We went to the Penzance Montol celebrations last night, to celebrate the winter solstice and the end of the shortest day.
Our evening started with a meal at the Admiral Benbow, which I believe is the oldest inn in Penzance, and it is worth visiting this pub for the decor alone. The pub/restaurant is crammed with artefacts from ships and diving equipment and is actually done out like a ship inside.
As soon as we arrived in Chapel Street, Penzance, it was obvious that we were in for a treat with all the strange and wonderful costumes people were wearing.
Penzance Montol Celebrations
The Penzance Montol celebrations are held on 21st December annually and mark the winter solstice. Montol eve is held on the traditional date of the feast of St Thomas the Apostle. The custom was revived several years ago and at the heart of the festival is the “guise” dancing and processions throughout the town. Early in the evening, a “lord of misrule” is chosen and later in the evening, the Montol ‘Oss appears and the ceremony of the “chalking of the mock” takes place. “The mock” is the Cornish yule log, which is marked with the representation of a stick man’.

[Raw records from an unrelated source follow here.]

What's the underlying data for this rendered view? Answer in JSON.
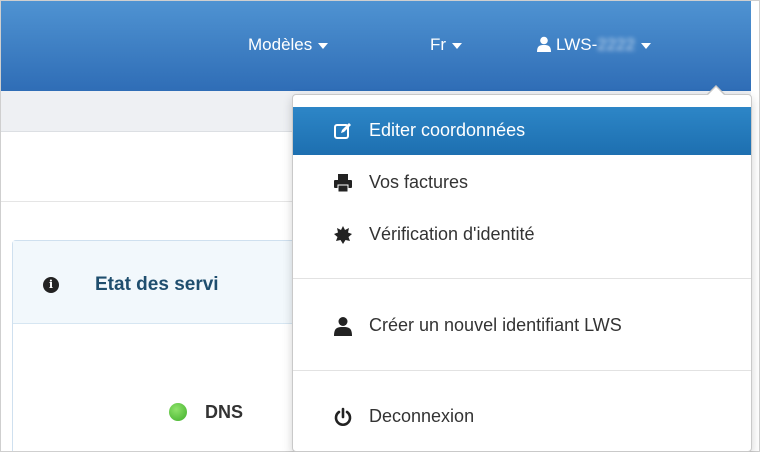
{
  "navbar": {
    "templates_label": "Modèles",
    "language_label": "Fr",
    "user_prefix": "LWS-",
    "user_suffix": "2222"
  },
  "panel": {
    "title": "Etat des servi",
    "dns_label": "DNS"
  },
  "dropdown": {
    "items": [
      {
        "label": "Editer coordonnées",
        "icon": "edit-icon"
      },
      {
        "label": "Vos factures",
        "icon": "print-icon"
      },
      {
        "label": "Vérification d'identité",
        "icon": "certificate-icon"
      },
      {
        "label": "Créer un nouvel identifiant LWS",
        "icon": "user-icon"
      },
      {
        "label": "Deconnexion",
        "icon": "power-icon"
      }
    ]
  },
  "colors": {
    "navbar": "#3a7dc4",
    "active_item": "#2079bb",
    "status_ok": "#4cbb30"
  }
}
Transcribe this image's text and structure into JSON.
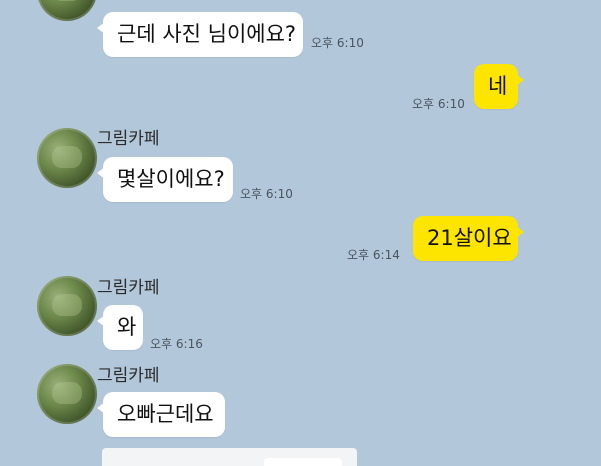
{
  "messages": [
    {
      "side": "in",
      "text": "근데 사진 님이에요?",
      "time": "오후 6:10"
    },
    {
      "side": "out",
      "text": "네",
      "time": "오후 6:10"
    },
    {
      "side": "in",
      "sender": "그림카페",
      "text": "몇살이에요?",
      "time": "오후 6:10"
    },
    {
      "side": "out",
      "text": "21살이요",
      "time": "오후 6:14"
    },
    {
      "side": "in",
      "sender": "그림카페",
      "text": "와",
      "time": "오후 6:16"
    },
    {
      "side": "in",
      "sender": "그림카페",
      "text": "오빠근데요"
    }
  ],
  "colors": {
    "background": "#b2c7d9",
    "incoming_bubble": "#ffffff",
    "outgoing_bubble": "#fee500"
  }
}
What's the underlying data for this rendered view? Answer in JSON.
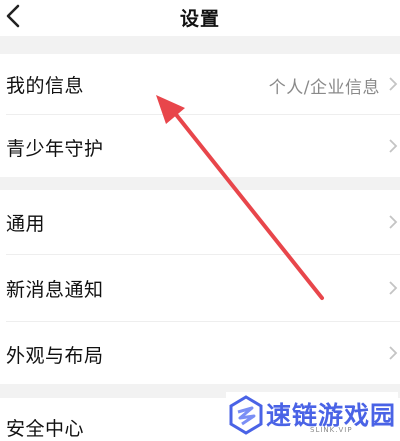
{
  "header": {
    "title": "设置",
    "back_icon": "chevron-left-icon"
  },
  "settings": {
    "my_info": {
      "label": "我的信息",
      "value": "个人/企业信息"
    },
    "youth_guard": {
      "label": "青少年守护"
    },
    "general": {
      "label": "通用"
    },
    "new_message_notify": {
      "label": "新消息通知"
    },
    "appearance_layout": {
      "label": "外观与布局"
    },
    "security_center": {
      "label": "安全中心"
    }
  },
  "annotation": {
    "color": "#e8464b",
    "icon": "red-arrow"
  },
  "watermark": {
    "logo_icon": "speedlink-logo-icon",
    "text": "速链游戏园",
    "subtext": "SLINK.VIP",
    "color": "#4a63e6"
  }
}
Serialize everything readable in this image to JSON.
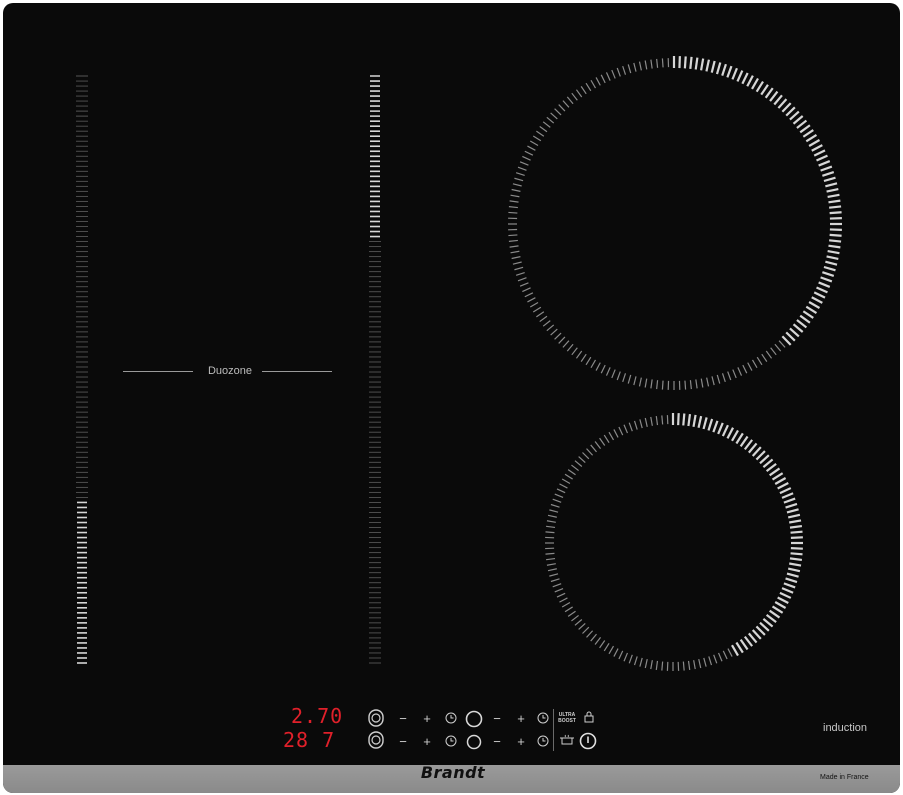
{
  "hob": {
    "surface_color": "#0a0a0a",
    "strip_color": "#8f8f8f",
    "accent_display": "#e0202a"
  },
  "labels": {
    "duozone": "Duozone",
    "induction": "induction",
    "brand": "Brandt",
    "made_in": "Made in France"
  },
  "display": {
    "row1": "2.70",
    "row2": "28 7"
  },
  "controls": {
    "row1": [
      "slider-toggle",
      "minus",
      "plus",
      "timer",
      "zone-circle",
      "minus",
      "plus",
      "timer",
      "ultra-boost",
      "lock"
    ],
    "row2": [
      "slider-toggle",
      "minus",
      "plus",
      "timer",
      "zone-circle",
      "minus",
      "plus",
      "timer",
      "keep-warm",
      "power"
    ],
    "minus_symbol": "−",
    "plus_symbol": "+",
    "ultra_boost_line1": "ULTRA",
    "ultra_boost_line2": "BOOST"
  },
  "icons": {
    "timer": "clock-icon",
    "lock": "lock-icon",
    "keep_warm": "pot-icon",
    "power": "power-icon",
    "zone": "zone-circle-icon"
  },
  "power_levels": {
    "left_slider_fraction": 0.28,
    "center_slider_fraction": 0.72,
    "top_right_ring_fraction": 0.38,
    "bottom_right_ring_fraction": 0.42
  }
}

The first procession starts earlier inn the evening, and wends its way up to the site of an ancient hill fort in Penzance, but I think the best time to attend is just before 10pm in Chapel Street, Penzance. The atmosphere is wonderful and anarchic and I love it!